The numbering system may have worked for North Carolina residents but frequently confused interstate travelers. A motorist became lost when highway 80 in Virginia became 49 when he crossed the state line! Worse, a few states preferred only names!
To sort out the tangled threads of roadways lacing America, the federal government passed the Federal Aid Highway Act of 1925. The legislation permitted named roadways to retain their title, but added a number as well. Road signs became uniform across state lines with a federal shield designating a national route. Have you ever noticed a route marker soon after crossing an intersection?
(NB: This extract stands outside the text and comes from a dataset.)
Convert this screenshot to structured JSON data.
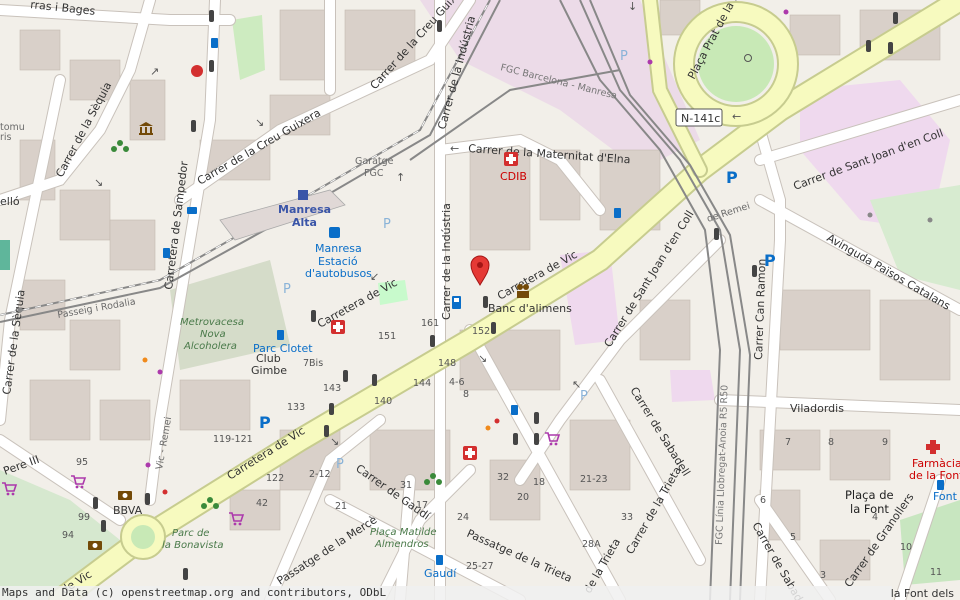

This is called a “reassurance sign” and is usually posted within a half mile from a major road crossing.
In the deal, each state performed the construction and the federal government provided consistent standards and some financing. Before the Interstate system began in 1959, North Carolina added only a few new federal highways – such as U.S. 441 and U.S. 401.
The Interstate Highway System, correctly known as the Dwight D. Eisenhower National System of Interstate and Defense Highways, was authorized by the U.S. government in 1956. This series of controlled-access roads now weaves over 46,000 miles through all fifty states, including Hawaii and Alaska. States continue to add links to the system when their roadways achieve tough Interstate standards. Much of highway 74 to the coast will become Interstate 74 as the new segments and bypasses comply with the federal regulations.
Can you imagine a 1930’s traveler going coast to coast without a stop sign or red light? That is now possible on Interstate 40 and similar cross country routes.